↓↓↓

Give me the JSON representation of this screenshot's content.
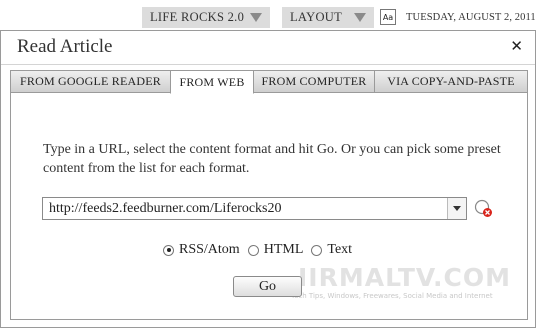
{
  "topbar": {
    "theme_label": "LIFE ROCKS 2.0",
    "layout_label": "LAYOUT",
    "text_size_label": "Aa",
    "date": "TUESDAY, AUGUST 2, 2011"
  },
  "dialog": {
    "title": "Read Article",
    "close_label": "✕",
    "tabs": [
      {
        "label": "FROM GOOGLE READER",
        "active": false
      },
      {
        "label": "FROM WEB",
        "active": true
      },
      {
        "label": "FROM COMPUTER",
        "active": false
      },
      {
        "label": "VIA COPY-AND-PASTE",
        "active": false
      }
    ],
    "description": "Type in a URL, select the content format and hit Go. Or you can pick some preset content from the list for each format.",
    "url_value": "http://feeds2.feedburner.com/Liferocks20",
    "formats": [
      {
        "label": "RSS/Atom",
        "selected": true
      },
      {
        "label": "HTML",
        "selected": false
      },
      {
        "label": "Text",
        "selected": false
      }
    ],
    "go_label": "Go"
  },
  "watermark": {
    "main": "IIRMALTV.COM",
    "sub": "Tech Tips, Windows, Freewares, Social Media and Internet"
  }
}
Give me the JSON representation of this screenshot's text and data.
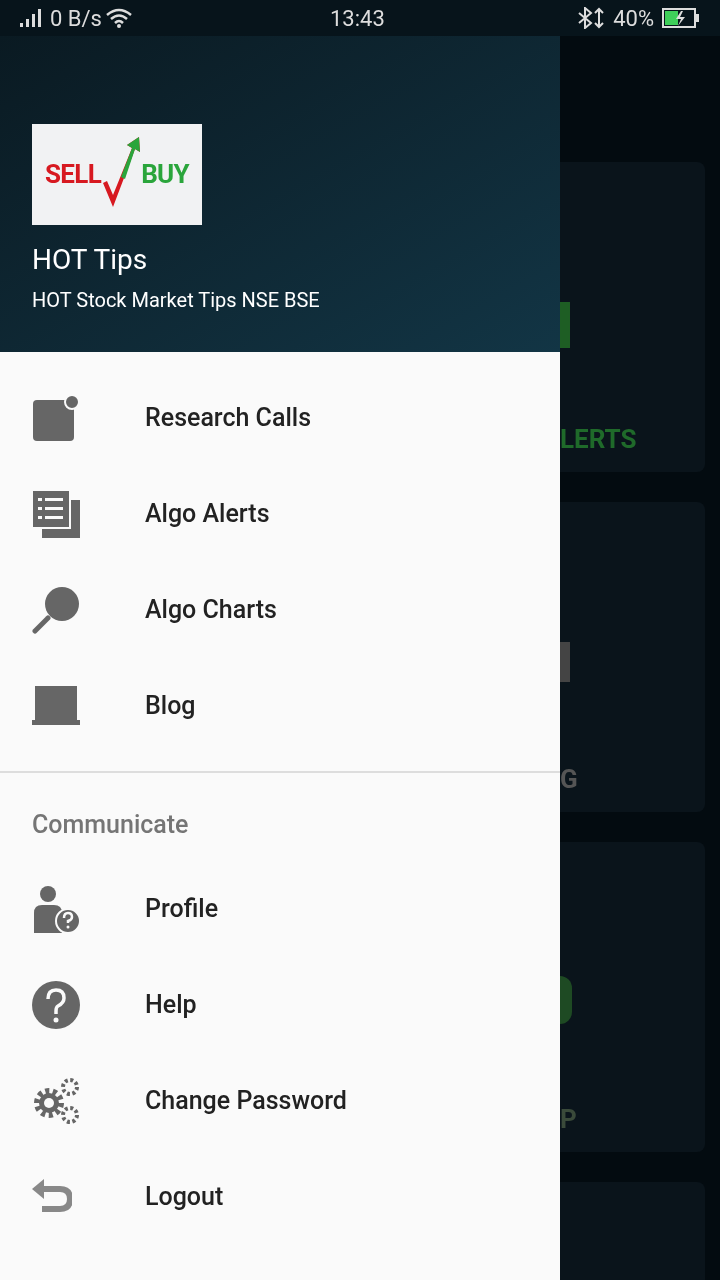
{
  "status_bar": {
    "speed": "0 B/s",
    "time": "13:43",
    "battery": "40%"
  },
  "background_cards": [
    {
      "label": "LERTS"
    },
    {
      "label": "G"
    },
    {
      "label": "P"
    }
  ],
  "drawer": {
    "logo": {
      "left": "SELL",
      "right": "BUY"
    },
    "title": "HOT Tips",
    "subtitle": "HOT Stock Market Tips NSE BSE",
    "items": [
      {
        "label": "Research Calls"
      },
      {
        "label": "Algo Alerts"
      },
      {
        "label": "Algo Charts"
      },
      {
        "label": "Blog"
      }
    ],
    "section": {
      "title": "Communicate",
      "items": [
        {
          "label": "Profile"
        },
        {
          "label": "Help"
        },
        {
          "label": "Change Password"
        },
        {
          "label": "Logout"
        }
      ]
    }
  }
}
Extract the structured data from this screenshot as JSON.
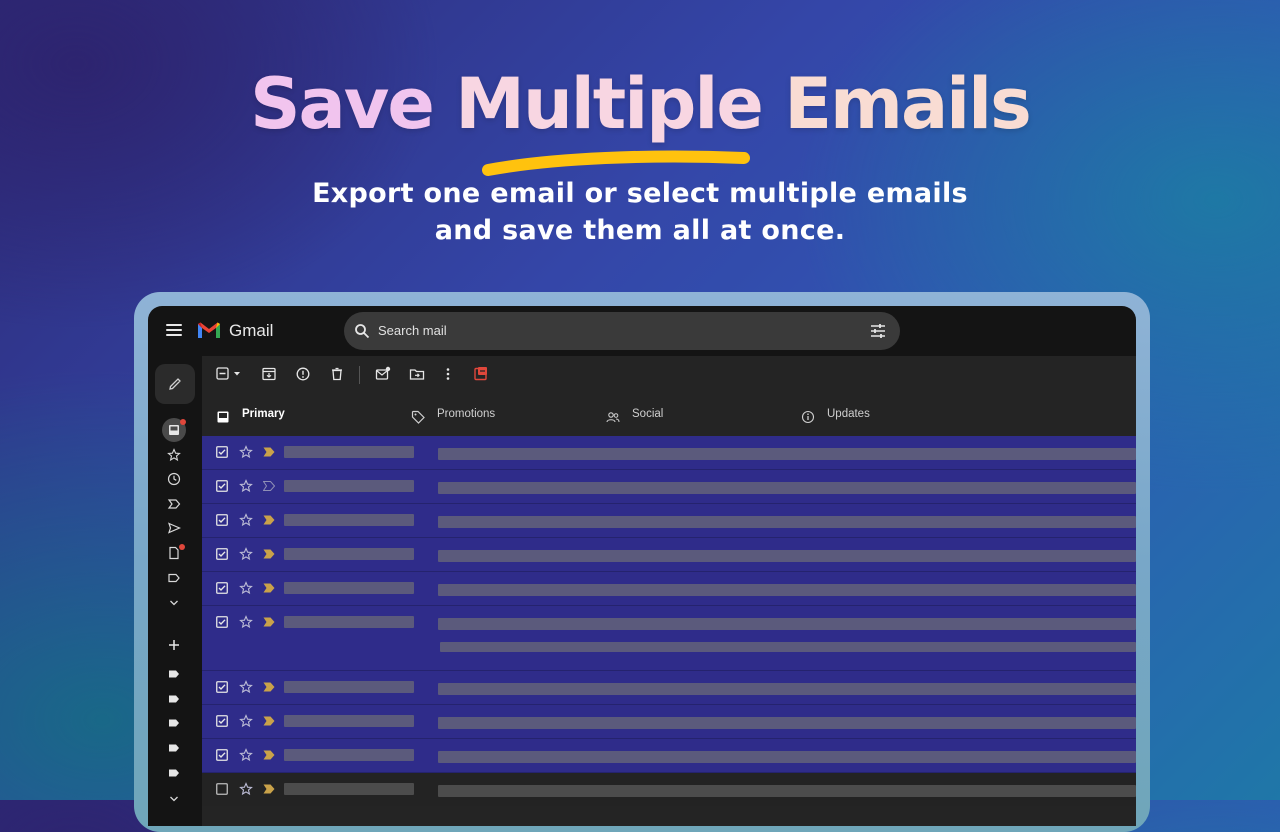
{
  "hero": {
    "title_word1": "Save",
    "title_word2": "Multiple",
    "title_word3": "Emails",
    "subtitle_line1": "Export one email or select multiple emails",
    "subtitle_line2": "and save them all at once."
  },
  "gmail": {
    "app_name": "Gmail",
    "search_placeholder": "Search mail",
    "tabs": [
      {
        "label": "Primary",
        "icon": "inbox-icon",
        "active": true
      },
      {
        "label": "Promotions",
        "icon": "tag-icon",
        "active": false
      },
      {
        "label": "Social",
        "icon": "people-icon",
        "active": false
      },
      {
        "label": "Updates",
        "icon": "info-icon",
        "active": false
      }
    ],
    "colors": {
      "selected_row": "#2f2c8a",
      "importance_marker": "#c9a24a",
      "highlight_swash": "#ffc20e",
      "export_icon": "#e0473b"
    }
  }
}
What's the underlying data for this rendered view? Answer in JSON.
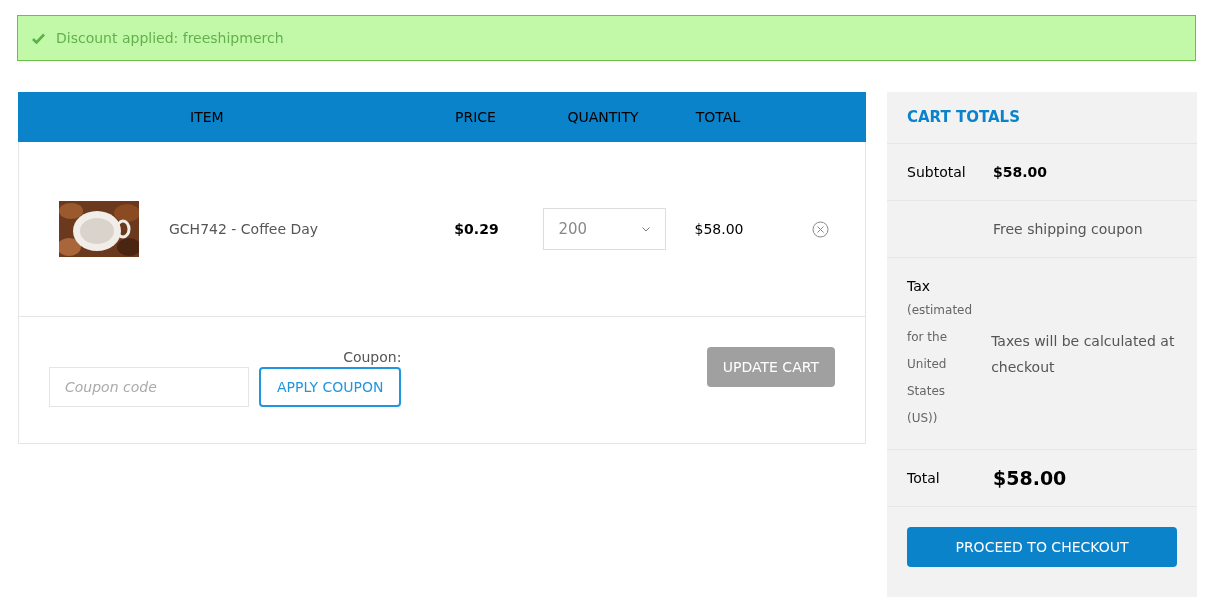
{
  "notice": {
    "text": "Discount applied: freeshipmerch"
  },
  "cart": {
    "columns": [
      "ITEM",
      "PRICE",
      "QUANTITY",
      "TOTAL"
    ],
    "rows": [
      {
        "name": "GCH742 - Coffee Day",
        "price": "$0.29",
        "quantity": "200",
        "total": "$58.00"
      }
    ],
    "coupon_label": "Coupon:",
    "coupon_placeholder": "Coupon code",
    "apply_button": "APPLY COUPON",
    "update_button": "UPDATE CART"
  },
  "totals": {
    "title": "CART TOTALS",
    "subtotal_label": "Subtotal",
    "subtotal": "$58.00",
    "shipping": "Free shipping coupon",
    "tax_label": "Tax",
    "tax_note": "(estimated for the United States (US))",
    "tax_value": "Taxes will be calculated at checkout",
    "total_label": "Total",
    "total": "$58.00",
    "checkout_button": "PROCEED TO CHECKOUT"
  }
}
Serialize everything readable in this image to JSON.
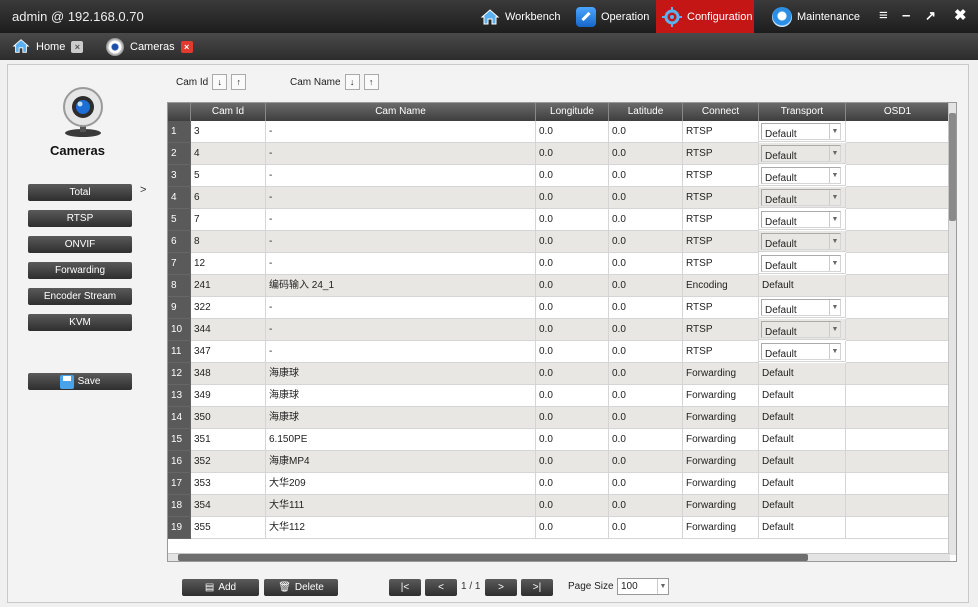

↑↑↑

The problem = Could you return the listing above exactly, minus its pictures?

Response =
Give me the JSON representation of this screenshot's content.
{
  "topbar": {
    "theme_label": "LIFE ROCKS 2.0",
    "layout_label": "LAYOUT",
    "text_size_label": "Aa",
    "date": "TUESDAY, AUGUST 2, 2011"
  },
  "dialog": {
    "title": "Read Article",
    "close_label": "✕",
    "tabs": [
      {
        "label": "FROM GOOGLE READER",
        "active": false
      },
      {
        "label": "FROM WEB",
        "active": true
      },
      {
        "label": "FROM COMPUTER",
        "active": false
      },
      {
        "label": "VIA COPY-AND-PASTE",
        "active": false
      }
    ],
    "description": "Type in a URL, select the content format and hit Go. Or you can pick some preset content from the list for each format.",
    "url_value": "http://feeds2.feedburner.com/Liferocks20",
    "formats": [
      {
        "label": "RSS/Atom",
        "selected": true
      },
      {
        "label": "HTML",
        "selected": false
      },
      {
        "label": "Text",
        "selected": false
      }
    ],
    "go_label": "Go"
  },
  "watermark": {
    "main": "IIRMALTV.COM",
    "sub": "Tech Tips, Windows, Freewares, Social Media and Internet"
  }
}
Give me the JSON representation of this screenshot's text and data.
{
  "status_bar": {
    "speed": "0 B/s",
    "time": "13:43",
    "battery": "40%"
  },
  "background_cards": [
    {
      "label": "LERTS"
    },
    {
      "label": "G"
    },
    {
      "label": "P"
    }
  ],
  "drawer": {
    "logo": {
      "left": "SELL",
      "right": "BUY"
    },
    "title": "HOT Tips",
    "subtitle": "HOT Stock Market Tips NSE BSE",
    "items": [
      {
        "label": "Research Calls"
      },
      {
        "label": "Algo Alerts"
      },
      {
        "label": "Algo Charts"
      },
      {
        "label": "Blog"
      }
    ],
    "section": {
      "title": "Communicate",
      "items": [
        {
          "label": "Profile"
        },
        {
          "label": "Help"
        },
        {
          "label": "Change Password"
        },
        {
          "label": "Logout"
        }
      ]
    }
  }
}
Extract the structured data from this screenshot as JSON.
{
  "hero": {
    "title_word1": "Save",
    "title_word2": "Multiple",
    "title_word3": "Emails",
    "subtitle_line1": "Export one email or select multiple emails",
    "subtitle_line2": "and save them all at once."
  },
  "gmail": {
    "app_name": "Gmail",
    "search_placeholder": "Search mail",
    "tabs": [
      {
        "label": "Primary",
        "icon": "inbox-icon",
        "active": true
      },
      {
        "label": "Promotions",
        "icon": "tag-icon",
        "active": false
      },
      {
        "label": "Social",
        "icon": "people-icon",
        "active": false
      },
      {
        "label": "Updates",
        "icon": "info-icon",
        "active": false
      }
    ],
    "colors": {
      "selected_row": "#2f2c8a",
      "importance_marker": "#c9a24a",
      "highlight_swash": "#ffc20e",
      "export_icon": "#e0473b"
    }
  }
}
What's the underlying data for this rendered view? Answer in JSON.
{
  "notice": {
    "text": "Discount applied: freeshipmerch"
  },
  "cart": {
    "columns": [
      "ITEM",
      "PRICE",
      "QUANTITY",
      "TOTAL"
    ],
    "rows": [
      {
        "name": "GCH742 - Coffee Day",
        "price": "$0.29",
        "quantity": "200",
        "total": "$58.00"
      }
    ],
    "coupon_label": "Coupon:",
    "coupon_placeholder": "Coupon code",
    "apply_button": "APPLY COUPON",
    "update_button": "UPDATE CART"
  },
  "totals": {
    "title": "CART TOTALS",
    "subtotal_label": "Subtotal",
    "subtotal": "$58.00",
    "shipping": "Free shipping coupon",
    "tax_label": "Tax",
    "tax_note": "(estimated for the United States (US))",
    "tax_value": "Taxes will be calculated at checkout",
    "total_label": "Total",
    "total": "$58.00",
    "checkout_button": "PROCEED TO CHECKOUT"
  }
}
Serialize everything readable in this image to JSON.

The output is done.